## Data for this exercise:
************

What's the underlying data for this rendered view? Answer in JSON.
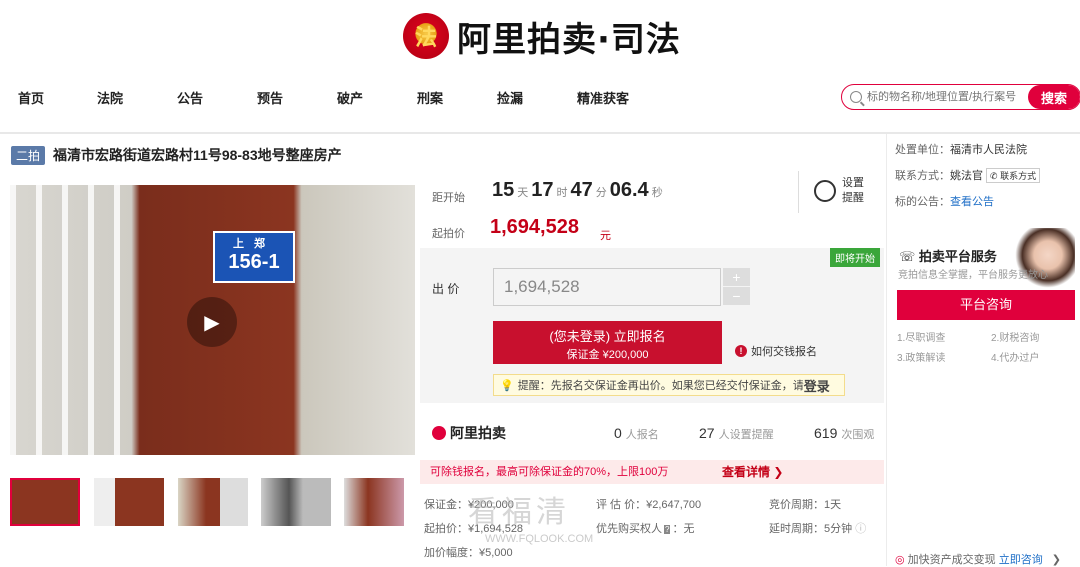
{
  "header": {
    "brand": "阿里拍卖·司法",
    "emblem": "法"
  },
  "nav": {
    "items": [
      "首页",
      "法院",
      "公告",
      "预告",
      "破产",
      "刑案",
      "捡漏",
      "精准获客"
    ]
  },
  "search": {
    "placeholder": "标的物名称/地理位置/执行案号",
    "button": "搜索"
  },
  "item": {
    "tag": "二拍",
    "title": "福清市宏路街道宏路村11号98-83地号整座房产",
    "plate_top": "上郑",
    "plate_num": "156-1"
  },
  "countdown": {
    "label": "距开始",
    "days": "15",
    "days_u": "天",
    "hours": "17",
    "hours_u": "时",
    "mins": "47",
    "mins_u": "分",
    "secs": "06.4",
    "secs_u": "秒",
    "remind": "设置",
    "remind2": "提醒"
  },
  "price": {
    "start_label": "起拍价",
    "start": "1,694,528",
    "unit": "元"
  },
  "bid": {
    "badge": "即将开始",
    "label": "出 价",
    "value": "1,694,528",
    "plus": "+",
    "minus": "−",
    "signup1": "(您未登录) 立即报名",
    "signup2": "保证金 ¥200,000",
    "howto": "如何交钱报名",
    "tip": "提醒：先报名交保证金再出价。如果您已经交付保证金，请",
    "tip_login": "登录"
  },
  "stats": {
    "logo": "阿里拍卖",
    "signups": "0",
    "signups_l": "人报名",
    "reminders": "27",
    "reminders_l": "人设置提醒",
    "views": "619",
    "views_l": "次围观"
  },
  "promo": {
    "text": "可除钱报名，最高可除保证金的70%，上限100万",
    "more": "查看详情 ❯"
  },
  "details": {
    "deposit": "保证金：¥200,000",
    "eval": "评 估 价：¥2,647,700",
    "period": "竞价周期：1天",
    "start": "起拍价：¥1,694,528",
    "priority": "优先购买权人",
    "priority_v": "：无",
    "delay": "延时周期：5分钟",
    "step": "加价幅度：¥5,000"
  },
  "right": {
    "court_l": "处置单位：",
    "court": "福清市人民法院",
    "contact_l": "联系方式：",
    "contact": "姚法官",
    "contact_btn": "联系方式",
    "notice_l": "标的公告：",
    "notice": "查看公告",
    "svc_title": "拍卖平台服务",
    "svc_sub": "竞拍信息全掌握，平台服务更放心",
    "consult": "平台咨询",
    "svc1": "1.尽职调查",
    "svc2": "2.财税咨询",
    "svc3": "3.政策解读",
    "svc4": "4.代办过户",
    "bottom": "加快资产成交变现",
    "bottom_link": "立即咨询",
    "bottom_arrow": "❯"
  },
  "watermark": {
    "big": "看福清",
    "small": "WWW.FQLOOK.COM"
  }
}
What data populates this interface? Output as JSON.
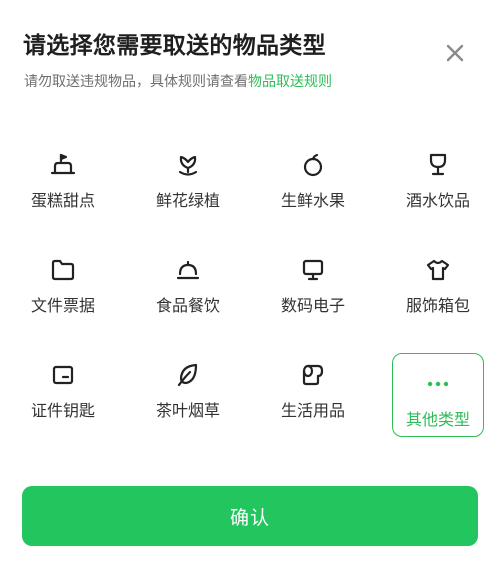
{
  "header": {
    "title": "请选择您需要取送的物品类型",
    "subtitle_text": "请勿取送违规物品，具体规则请查看",
    "rules_link": "物品取送规则"
  },
  "categories": [
    {
      "label": "蛋糕甜点",
      "icon": "cake-icon"
    },
    {
      "label": "鲜花绿植",
      "icon": "flower-icon"
    },
    {
      "label": "生鲜水果",
      "icon": "apple-icon"
    },
    {
      "label": "酒水饮品",
      "icon": "wine-glass-icon"
    },
    {
      "label": "文件票据",
      "icon": "folder-icon"
    },
    {
      "label": "食品餐饮",
      "icon": "food-cloche-icon"
    },
    {
      "label": "数码电子",
      "icon": "monitor-icon"
    },
    {
      "label": "服饰箱包",
      "icon": "tshirt-icon"
    },
    {
      "label": "证件钥匙",
      "icon": "id-card-icon"
    },
    {
      "label": "茶叶烟草",
      "icon": "leaf-icon"
    },
    {
      "label": "生活用品",
      "icon": "toilet-paper-icon"
    },
    {
      "label": "其他类型",
      "icon": "more-dots-icon",
      "selected": true
    }
  ],
  "confirm_label": "确认",
  "colors": {
    "accent": "#22c55e",
    "link": "#2ebd58",
    "icon": "#222222"
  }
}
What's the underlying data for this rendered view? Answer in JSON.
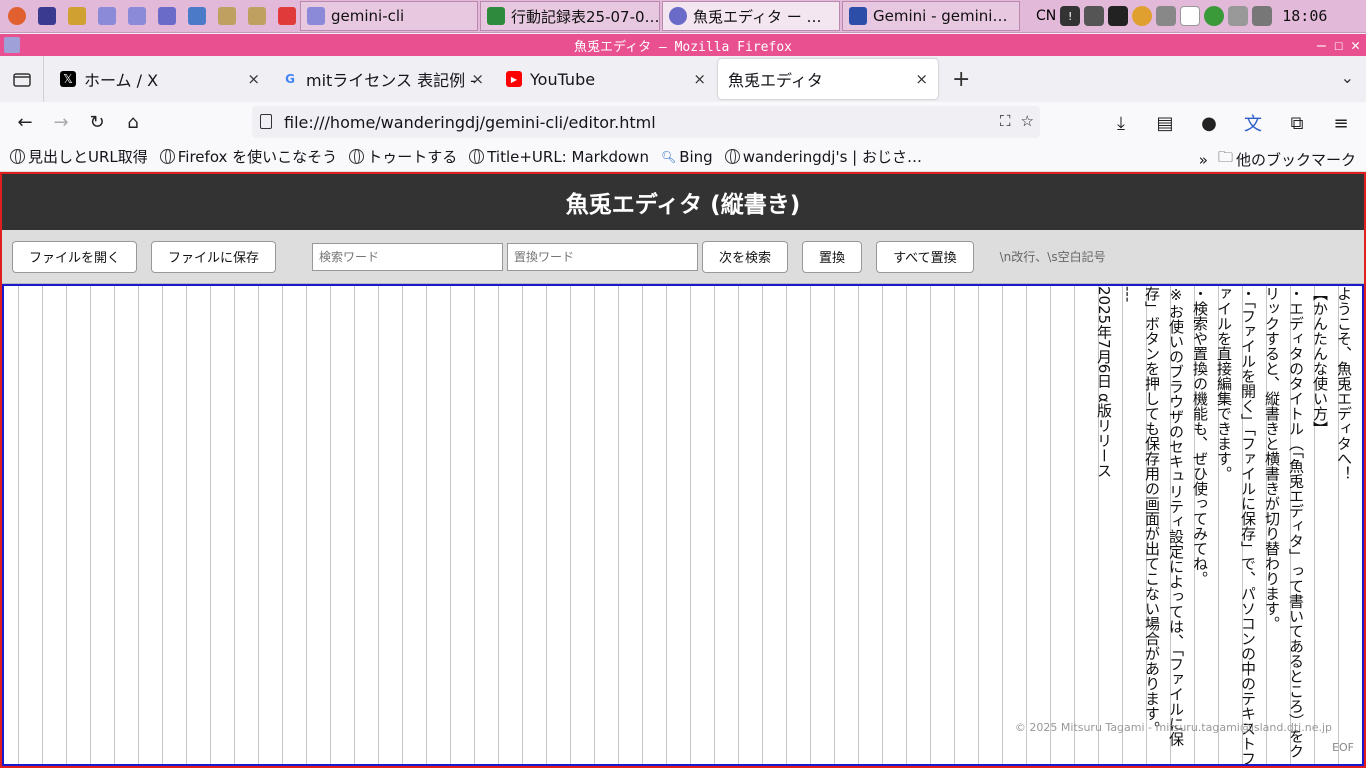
{
  "taskbar": {
    "tasks": [
      {
        "label": "gemini-cli"
      },
      {
        "label": "行動記録表25-07-0…"
      },
      {
        "label": "魚兎エディタ ー …"
      },
      {
        "label": "Gemini - gemini…"
      }
    ],
    "lang": "CN",
    "clock": "18:06"
  },
  "window": {
    "title": "魚兎エディタ — Mozilla Firefox",
    "controls": [
      "—",
      "☐",
      "✕"
    ]
  },
  "browser": {
    "tabs": [
      {
        "label": "ホーム / X",
        "close": "×"
      },
      {
        "label": "mitライセンス 表記例 -",
        "close": "×"
      },
      {
        "label": "YouTube",
        "close": "×"
      },
      {
        "label": "魚兎エディタ",
        "close": "×"
      }
    ],
    "new_tab": "+",
    "url": "file:///home/wanderingdj/gemini-cli/editor.html",
    "bookmarks": [
      "見出しとURL取得",
      "Firefox を使いこなそう",
      "トゥートする",
      "Title+URL: Markdown",
      "Bing",
      "wanderingdj's | おじさ…"
    ],
    "other_bookmarks": "他のブックマーク"
  },
  "app": {
    "title": "魚兎エディタ (縦書き)",
    "open_label": "ファイルを開く",
    "save_label": "ファイルに保存",
    "search_placeholder": "検索ワード",
    "replace_placeholder": "置換ワード",
    "find_next_label": "次を検索",
    "replace_label": "置換",
    "replace_all_label": "すべて置換",
    "hint": "\\n改行、\\s空白記号",
    "lines": [
      "",
      "ようこそ、魚兎エディタへ！",
      "",
      "【かんたんな使い方】",
      "・エディタのタイトル（「魚兎エディタ」って書いてあるところ）をクリックすると、縦書きと横書きが切り替わります。",
      "・「ファイルを開く」「ファイルに保存」で、パソコンの中のテキストファイルを直接編集できます。",
      "・検索や置換の機能も、ぜひ使ってみてね。",
      "",
      "※お使いのブラウザのセキュリティ設定によっては、「ファイルに保存」ボタンを押しても保存用の画面が出てこない場合があります。",
      "",
      "---",
      "2025年7月6日 α版リリース"
    ],
    "footer": "© 2025 Mitsuru Tagami - mitsuru.tagami@island.dti.ne.jp",
    "eof": "EOF"
  },
  "colors": {
    "taskbar": "#e3b9d9",
    "window_title": "#e8508f",
    "app_header": "#333333",
    "editor_border": "#1a1acc",
    "page_border": "#e02020"
  }
}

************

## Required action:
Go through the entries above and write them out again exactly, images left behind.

## Result:
What's the underlying data for this rendered view? Answer in JSON.
{
  "header": {
    "brand": "阿里拍卖·司法",
    "emblem": "法"
  },
  "nav": {
    "items": [
      "首页",
      "法院",
      "公告",
      "预告",
      "破产",
      "刑案",
      "捡漏",
      "精准获客"
    ]
  },
  "search": {
    "placeholder": "标的物名称/地理位置/执行案号",
    "button": "搜索"
  },
  "item": {
    "tag": "二拍",
    "title": "福清市宏路街道宏路村11号98-83地号整座房产",
    "plate_top": "上郑",
    "plate_num": "156-1"
  },
  "countdown": {
    "label": "距开始",
    "days": "15",
    "days_u": "天",
    "hours": "17",
    "hours_u": "时",
    "mins": "47",
    "mins_u": "分",
    "secs": "06.4",
    "secs_u": "秒",
    "remind": "设置",
    "remind2": "提醒"
  },
  "price": {
    "start_label": "起拍价",
    "start": "1,694,528",
    "unit": "元"
  },
  "bid": {
    "badge": "即将开始",
    "label": "出 价",
    "value": "1,694,528",
    "plus": "+",
    "minus": "−",
    "signup1": "(您未登录) 立即报名",
    "signup2": "保证金 ¥200,000",
    "howto": "如何交钱报名",
    "tip": "提醒：先报名交保证金再出价。如果您已经交付保证金，请",
    "tip_login": "登录"
  },
  "stats": {
    "logo": "阿里拍卖",
    "signups": "0",
    "signups_l": "人报名",
    "reminders": "27",
    "reminders_l": "人设置提醒",
    "views": "619",
    "views_l": "次围观"
  },
  "promo": {
    "text": "可除钱报名，最高可除保证金的70%，上限100万",
    "more": "查看详情 ❯"
  },
  "details": {
    "deposit": "保证金：¥200,000",
    "eval": "评 估 价：¥2,647,700",
    "period": "竞价周期：1天",
    "start": "起拍价：¥1,694,528",
    "priority": "优先购买权人",
    "priority_v": "：无",
    "delay": "延时周期：5分钟",
    "step": "加价幅度：¥5,000"
  },
  "right": {
    "court_l": "处置单位：",
    "court": "福清市人民法院",
    "contact_l": "联系方式：",
    "contact": "姚法官",
    "contact_btn": "联系方式",
    "notice_l": "标的公告：",
    "notice": "查看公告",
    "svc_title": "拍卖平台服务",
    "svc_sub": "竞拍信息全掌握，平台服务更放心",
    "consult": "平台咨询",
    "svc1": "1.尽职调查",
    "svc2": "2.财税咨询",
    "svc3": "3.政策解读",
    "svc4": "4.代办过户",
    "bottom": "加快资产成交变现",
    "bottom_link": "立即咨询",
    "bottom_arrow": "❯"
  },
  "watermark": {
    "big": "看福清",
    "small": "WWW.FQLOOK.COM"
  }
}
What data populates this interface? Output as JSON.
{
  "header": {
    "title": "请选择您需要取送的物品类型",
    "subtitle_text": "请勿取送违规物品，具体规则请查看",
    "rules_link": "物品取送规则"
  },
  "categories": [
    {
      "label": "蛋糕甜点",
      "icon": "cake-icon"
    },
    {
      "label": "鲜花绿植",
      "icon": "flower-icon"
    },
    {
      "label": "生鲜水果",
      "icon": "apple-icon"
    },
    {
      "label": "酒水饮品",
      "icon": "wine-glass-icon"
    },
    {
      "label": "文件票据",
      "icon": "folder-icon"
    },
    {
      "label": "食品餐饮",
      "icon": "food-cloche-icon"
    },
    {
      "label": "数码电子",
      "icon": "monitor-icon"
    },
    {
      "label": "服饰箱包",
      "icon": "tshirt-icon"
    },
    {
      "label": "证件钥匙",
      "icon": "id-card-icon"
    },
    {
      "label": "茶叶烟草",
      "icon": "leaf-icon"
    },
    {
      "label": "生活用品",
      "icon": "toilet-paper-icon"
    },
    {
      "label": "其他类型",
      "icon": "more-dots-icon",
      "selected": true
    }
  ],
  "confirm_label": "确认",
  "colors": {
    "accent": "#22c55e",
    "link": "#2ebd58",
    "icon": "#222222"
  }
}
What's the underlying data for this rendered view? Answer in JSON.
{
  "taskbar": {
    "tasks": [
      {
        "label": "gemini-cli"
      },
      {
        "label": "行動記録表25-07-0…"
      },
      {
        "label": "魚兎エディタ ー …"
      },
      {
        "label": "Gemini - gemini…"
      }
    ],
    "lang": "CN",
    "clock": "18:06"
  },
  "window": {
    "title": "魚兎エディタ — Mozilla Firefox",
    "controls": [
      "—",
      "☐",
      "✕"
    ]
  },
  "browser": {
    "tabs": [
      {
        "label": "ホーム / X",
        "close": "×"
      },
      {
        "label": "mitライセンス 表記例 -",
        "close": "×"
      },
      {
        "label": "YouTube",
        "close": "×"
      },
      {
        "label": "魚兎エディタ",
        "close": "×"
      }
    ],
    "new_tab": "+",
    "url": "file:///home/wanderingdj/gemini-cli/editor.html",
    "bookmarks": [
      "見出しとURL取得",
      "Firefox を使いこなそう",
      "トゥートする",
      "Title+URL: Markdown",
      "Bing",
      "wanderingdj's | おじさ…"
    ],
    "other_bookmarks": "他のブックマーク"
  },
  "app": {
    "title": "魚兎エディタ (縦書き)",
    "open_label": "ファイルを開く",
    "save_label": "ファイルに保存",
    "search_placeholder": "検索ワード",
    "replace_placeholder": "置換ワード",
    "find_next_label": "次を検索",
    "replace_label": "置換",
    "replace_all_label": "すべて置換",
    "hint": "\\n改行、\\s空白記号",
    "lines": [
      "",
      "ようこそ、魚兎エディタへ！",
      "",
      "【かんたんな使い方】",
      "・エディタのタイトル（「魚兎エディタ」って書いてあるところ）をクリックすると、縦書きと横書きが切り替わります。",
      "・「ファイルを開く」「ファイルに保存」で、パソコンの中のテキストファイルを直接編集できます。",
      "・検索や置換の機能も、ぜひ使ってみてね。",
      "",
      "※お使いのブラウザのセキュリティ設定によっては、「ファイルに保存」ボタンを押しても保存用の画面が出てこない場合があります。",
      "",
      "---",
      "2025年7月6日 α版リリース"
    ],
    "footer": "© 2025 Mitsuru Tagami - mitsuru.tagami@island.dti.ne.jp",
    "eof": "EOF"
  },
  "colors": {
    "taskbar": "#e3b9d9",
    "window_title": "#e8508f",
    "app_header": "#333333",
    "editor_border": "#1a1acc",
    "page_border": "#e02020"
  }
}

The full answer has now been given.